 In United States v. Trujillo, 146 F.3d 838, 846 (11th Cir.1998), this court held that a deferential standard of review is to be applied to the district court's jury instructions.   If the instructions accurately reflect the law, the trial judge is given wide discretion in determining the style and wording of the instruction and this court will only review them for an abuse of that discretion.  Id. The district judge in the instant case drafted jury instructions on the definition of a public official that combine some aspects from the statutory definition of the term with elements from the case law and hypothetical examples.   Specifically, the jury was instructed:

A “public official” ․ is any person who acts for or on behalf of the United States, that is, a person who possesses some degree of official responsibility for carrying out a federal program or policy.   This includes someone who, acting for or on behalf of the government, either (a) makes official governmental decisions himself or herself, or (b) makes recommendations regarding official governmental decisions, or (c) processes or evaluates information for use by others in the making of official governmental decisions.

A “public official” need not be an employee of the federal government or of any government at all;  a person who acts for or on behalf of the federal government pursuant to a contract or other business relationship can be a “public official,” just as a government employee can be a “public official.”   The term “public official” thus includes an employee of a private corporation who acts for or on behalf of the federal government pursuant to a contract.

Record Excerpt 26 at 10.

Appellant asserts that examples (b) and (c) above are vague, open-ended, and left the jury no choice but to find him to be a public official.   We concede that these examples could be construed as overbroad.   When read in conjunction with the preceding language requiring the jury to find that Appellant possessed some official responsibility, however, we find that they accurately reflect the meaning of “public official” as we have construed that term above.   Accordingly, although the jury instructions may not be as precise as we would like, we cannot say that the district judge abused his discretion in this regard.

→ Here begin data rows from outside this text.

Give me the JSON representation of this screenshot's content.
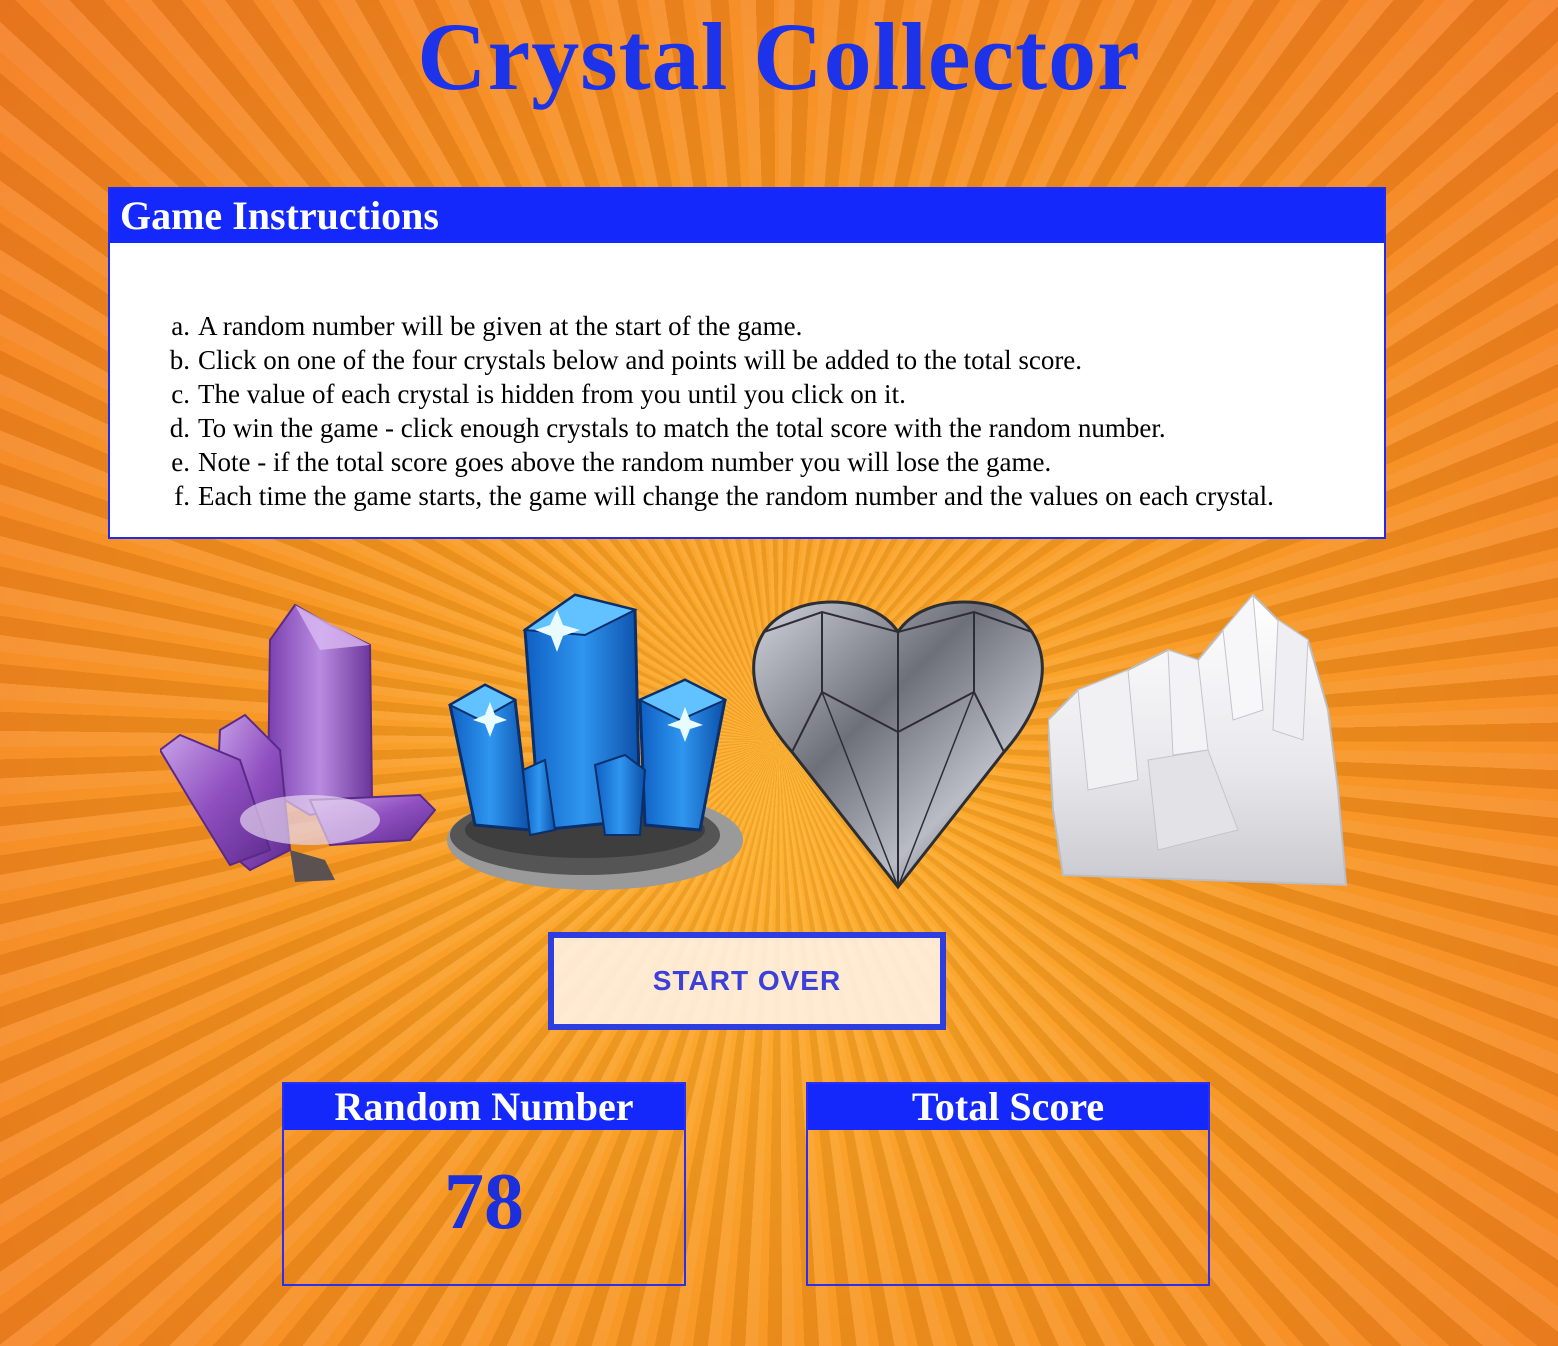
{
  "title": "Crystal Collector",
  "instructions": {
    "heading": "Game Instructions",
    "items": [
      {
        "marker": "a.",
        "text": "A random number will be given at the start of the game."
      },
      {
        "marker": "b.",
        "text": "Click on one of the four crystals below and points will be added to the total score."
      },
      {
        "marker": "c.",
        "text": "The value of each crystal is hidden from you until you click on it."
      },
      {
        "marker": "d.",
        "text": "To win the game - click enough crystals to match the total score with the random number."
      },
      {
        "marker": "e.",
        "text": "Note - if the total score goes above the random number you will lose the game."
      },
      {
        "marker": "f.",
        "text": "Each time the game starts, the game will change the random number and the values on each crystal."
      }
    ]
  },
  "crystals": [
    {
      "icon": "purple-amethyst-crystal-icon",
      "color": "#9b5fc8"
    },
    {
      "icon": "blue-crystal-cluster-icon",
      "color": "#1e7fe0"
    },
    {
      "icon": "silver-heart-crystal-icon",
      "color": "#8a8d96"
    },
    {
      "icon": "white-quartz-crystal-icon",
      "color": "#eeeeee"
    }
  ],
  "start_button": {
    "label": "START OVER"
  },
  "random_number": {
    "label": "Random Number",
    "value": "78"
  },
  "total_score": {
    "label": "Total Score",
    "value": ""
  },
  "colors": {
    "accent_blue": "#1428fb",
    "title_blue": "#1c33ea",
    "background_orange": "#f7941d"
  }
}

After careful consideration of the arguments presented on appeal, we conclude that Appellant is not entitled to relief.   Accordingly, we AFFIRM the findings of the district court.


Copied to clipboard